The state of Alabama has provided a sales tax holiday for severe weather preparedness since 2012. The goal is to encourage Alabamians to purchase items that will help them prepare for and survive hurricanes and other severe weather. Qualifying items are exempt from state sales tax during the holiday, which takes place each year during the last full weekend of February. In 2015, it will run from 12:01 a.m. February 20 through midnight, February 22.

Counties and municipalities are not required to participate in Alabama state sales tax holidays, although they may opt to participate by resolution or ordinance adopted at least 30 days prior to the tax-free period. In participating localities, qualifying items are exempt from local sales and use taxes as well as the state sales tax.

Each year, local governments notify the Alabama Department of Revenue of their intent to participate in the sales tax holiday, or not. The first notifications have been posted to the department’s website; more than a dozen localities have announced they will participate and eight have opted to skip it in 2015. See the list.

Managing sales tax holidays is challenging for businesses. For example, if you are required to collect Alabama sales tax and sell items that qualify for the upcoming severe weather preparedness sales tax holiday, you need to alter point of sales systems to reflect the following:

  • State sales tax is not collected anywhere in the state during the sales tax holiday.
  • Local sales tax is not collected in participating counties and municipalities.
  • Local sales tax is collected in non-participating localities.

Make it easier on yourself by implementing automated sales tax software as a service (SaaS). Learn more.

photo credit: NASA's Marshall Space Flight Center via photopin cc

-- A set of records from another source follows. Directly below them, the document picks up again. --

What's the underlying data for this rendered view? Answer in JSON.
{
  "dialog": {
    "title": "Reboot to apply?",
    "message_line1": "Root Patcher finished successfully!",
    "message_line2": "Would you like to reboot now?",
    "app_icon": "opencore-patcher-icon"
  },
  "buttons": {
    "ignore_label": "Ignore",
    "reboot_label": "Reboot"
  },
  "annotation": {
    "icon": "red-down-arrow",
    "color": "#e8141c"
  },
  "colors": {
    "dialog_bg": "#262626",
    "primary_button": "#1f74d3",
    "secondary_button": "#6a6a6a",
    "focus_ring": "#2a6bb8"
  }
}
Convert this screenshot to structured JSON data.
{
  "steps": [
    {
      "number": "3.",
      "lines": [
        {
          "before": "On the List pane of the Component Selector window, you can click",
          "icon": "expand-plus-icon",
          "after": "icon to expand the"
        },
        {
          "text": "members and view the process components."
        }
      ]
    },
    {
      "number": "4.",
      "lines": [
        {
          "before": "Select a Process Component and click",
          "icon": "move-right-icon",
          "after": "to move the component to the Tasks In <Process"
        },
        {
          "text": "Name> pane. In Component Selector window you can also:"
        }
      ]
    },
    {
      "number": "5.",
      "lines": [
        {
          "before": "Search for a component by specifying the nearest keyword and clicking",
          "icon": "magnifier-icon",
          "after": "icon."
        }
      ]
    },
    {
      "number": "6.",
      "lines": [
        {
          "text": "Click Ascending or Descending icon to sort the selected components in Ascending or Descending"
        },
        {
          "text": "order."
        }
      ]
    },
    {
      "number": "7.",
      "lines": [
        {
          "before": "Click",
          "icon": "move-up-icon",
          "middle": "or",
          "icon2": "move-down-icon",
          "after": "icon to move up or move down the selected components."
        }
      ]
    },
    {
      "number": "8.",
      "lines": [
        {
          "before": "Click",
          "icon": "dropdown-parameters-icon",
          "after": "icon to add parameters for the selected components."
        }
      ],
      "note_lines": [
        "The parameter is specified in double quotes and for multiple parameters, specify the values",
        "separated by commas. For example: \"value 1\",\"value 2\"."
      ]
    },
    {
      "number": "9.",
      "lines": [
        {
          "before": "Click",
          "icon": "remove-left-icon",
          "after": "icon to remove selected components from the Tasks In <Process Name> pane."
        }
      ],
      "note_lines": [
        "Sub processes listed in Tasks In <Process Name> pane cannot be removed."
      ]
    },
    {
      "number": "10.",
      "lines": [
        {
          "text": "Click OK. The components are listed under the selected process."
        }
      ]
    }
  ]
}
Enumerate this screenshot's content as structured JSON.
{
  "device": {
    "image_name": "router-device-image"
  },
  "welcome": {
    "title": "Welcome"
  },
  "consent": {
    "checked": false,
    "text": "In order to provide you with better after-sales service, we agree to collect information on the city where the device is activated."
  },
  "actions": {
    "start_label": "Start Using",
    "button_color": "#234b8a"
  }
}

Sales tax rates, rules, and regulations change frequently. Although we hope you'll find this information helpful, this blog is for informational purposes only and does not provide legal or tax advice.
Gail Cole
Avalara Author
Gail Cole
Gail Cole
Avalara Author Gail Cole
Gail began researching and writing about sales tax in 2012 and has been fascinated with it ever since. She has a penchant for uncovering unusual tax facts, and endeavors to make complex sales tax laws more digestible for both experts and laypeople.